Planning a greener getaway

Roam close to home and do right by the planet.


First, let’s acknowledge that there is no truly green holiday, only shades of grey. At home or away, each one of us is a net drain on the planet’s finite resources. But small changes can make a big difference, and travellers today are more willing to scale back their consumption. We might opt for environmentally friendly travel in future, such as taking buses and trains to cut down on airplane carbon emissions. Companies have been quick to exploit this trend, to the point of utter market confusion. A Google search for “green travel” now yields more than one million results. Consumers are wisely suspicious. 



Avoiding airplane travel is the best way to reduce your carbon footprint. When you must fly, book economy (more people per plane, for best use of the resource), and choose direct flights, since takeoff and landing guzzle the most fuel. A short-haul flight to a wilderness destination may be a valid environmental option if the rest of your trip requires no further reliance on carbon-spewing mechanization.



British Columbia residents can travel affordably and sustainably while discovering the wonders of their own province. Consider camping, hiking, biking, paddling, or other low-impact forms of outdoor recreation. Once you're in the outdoors, step lightly. Stick to marked trails and practice no-trace camping.



If you're driving to your destination, make sure your vehicle's tires are properly inflated and its engine is well maintained. You'll do the environment less harm - and save money on gas - by packing light, keeping your speed down, driving smoothly, and keeping the air conditioner off. If you're renting, consider a hybrid vehicle.



On the road, bring nutritious snacks instead of relying on waste-producing fast-food joints. Keep any recyclable refuse until you can find an appropriate bin. Look for farms and farmers' markets in route: buying fresh food direct from the producer is fun, healthy, and supports the local economy. Avoid buying plastic bottles; carry a thermos to fill with tap water.
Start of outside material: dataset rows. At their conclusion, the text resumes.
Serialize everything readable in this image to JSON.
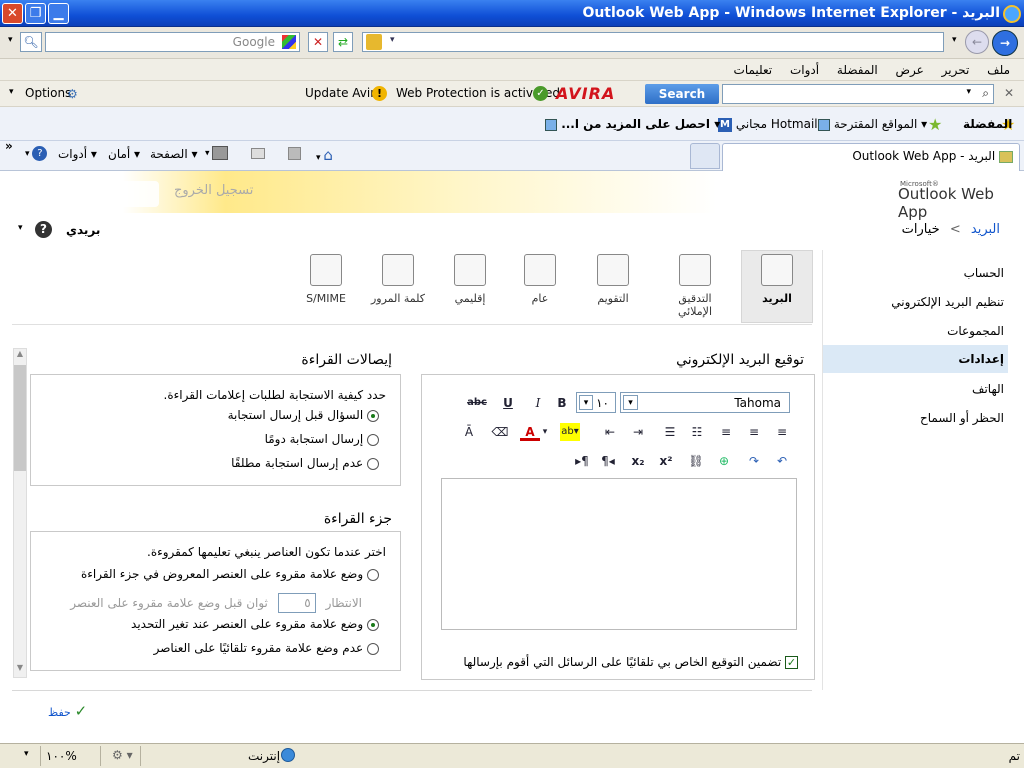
{
  "window": {
    "title": "البريد - Outlook Web App - Windows Internet Explorer"
  },
  "browser": {
    "search_engine": "Google",
    "menu": [
      "ملف",
      "تحرير",
      "عرض",
      "المفضلة",
      "أدوات",
      "تعليمات"
    ],
    "avira": {
      "search_button": "Search",
      "brand": "AVIRA",
      "web_protection": "Web Protection is activated",
      "update": "Update Avira",
      "options": "Options"
    },
    "favorites": {
      "label": "المفضلة",
      "suggested_sites": "المواقع المقترحة",
      "hotmail": "Hotmail مجاني",
      "get_more": "احصل على المزيد من ا..."
    },
    "tab_title": "البريد - Outlook Web App",
    "commands": [
      "الصفحة",
      "أمان",
      "أدوات"
    ]
  },
  "owa": {
    "logo_small": "Microsoft®",
    "logo": "Outlook Web App",
    "signout": "تسجيل الخروج",
    "breadcrumb": {
      "root": "البريد",
      "sep": ">",
      "current": "خيارات"
    },
    "my_mail": "بريدي",
    "help": "?",
    "nav": [
      "الحساب",
      "تنظيم البريد الإلكتروني",
      "المجموعات",
      "إعدادات",
      "الهاتف",
      "الحظر أو السماح"
    ],
    "nav_selected": "إعدادات",
    "tabs": [
      "البريد",
      "التدقيق الإملائي",
      "التقويم",
      "عام",
      "إقليمي",
      "كلمة المرور",
      "S/MIME"
    ],
    "signature": {
      "title": "توقيع البريد الإلكتروني",
      "font": "Tahoma",
      "size": "١٠",
      "include_label": "تضمين التوقيع الخاص بي تلقائيًا على الرسائل التي أقوم بإرسالها"
    },
    "receipts": {
      "title": "إيصالات القراءة",
      "prompt": "حدد كيفية الاستجابة لطلبات إعلامات القراءة.",
      "options": [
        "السؤال قبل إرسال استجابة",
        "إرسال استجابة دومًا",
        "عدم إرسال استجابة مطلقًا"
      ],
      "selected": 0
    },
    "reading_pane": {
      "title": "جزء القراءة",
      "prompt": "اختر عندما تكون العناصر ينبغي تعليمها كمقروءة.",
      "options": [
        "وضع علامة مقروء على العنصر المعروض في جزء القراءة",
        "وضع علامة مقروء على العنصر عند تغير التحديد",
        "عدم وضع علامة مقروء تلقائيًا على العناصر"
      ],
      "wait_label": "الانتظار",
      "wait_value": "٥",
      "wait_suffix": "ثوان قبل وضع علامة مقروء على العنصر",
      "selected": 1
    },
    "save": "حفظ"
  },
  "status": {
    "left": "تم",
    "zone": "إنترنت",
    "zoom": "١٠٠%"
  }
}
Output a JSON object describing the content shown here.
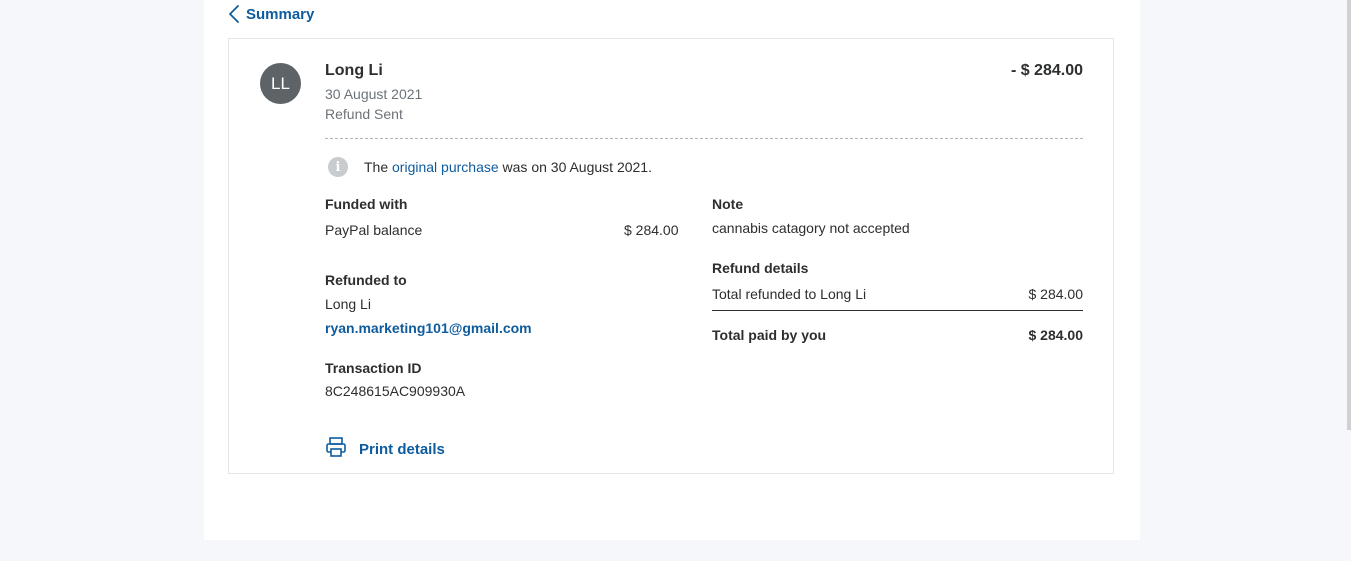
{
  "nav": {
    "back_label": "Summary"
  },
  "header": {
    "initials": "LL",
    "name": "Long Li",
    "date": "30 August 2021",
    "status": "Refund Sent",
    "amount": "- $ 284.00"
  },
  "info": {
    "prefix": "The ",
    "link": "original purchase",
    "suffix": " was on 30 August 2021."
  },
  "funded": {
    "label": "Funded with",
    "source": "PayPal balance",
    "amount": "$ 284.00"
  },
  "refunded_to": {
    "label": "Refunded to",
    "name": "Long Li",
    "email": "ryan.marketing101@gmail.com"
  },
  "transaction": {
    "label": "Transaction ID",
    "id": "8C248615AC909930A"
  },
  "note": {
    "label": "Note",
    "text": "cannabis catagory not accepted"
  },
  "refund_details": {
    "label": "Refund details",
    "row_label": "Total refunded to Long Li",
    "row_amount": "$ 284.00",
    "total_label": "Total paid by you",
    "total_amount": "$ 284.00"
  },
  "actions": {
    "print_label": "Print details"
  },
  "colors": {
    "link": "#0e5c9e",
    "avatar": "#5e6367",
    "text": "#2c2e2f",
    "muted": "#6c7378"
  },
  "icons": {
    "back": "chevron-left-icon",
    "info": "info-icon",
    "print": "printer-icon"
  }
}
Take your own mug into coffe shops. 



Ultimately, the point of green holiday planning is not make you feel bad about travelling, but to encourage a new mindset about your choices. "We need to have sacred places where we go with respect, not just looking for resources or opportunity," confirms David Suzuki.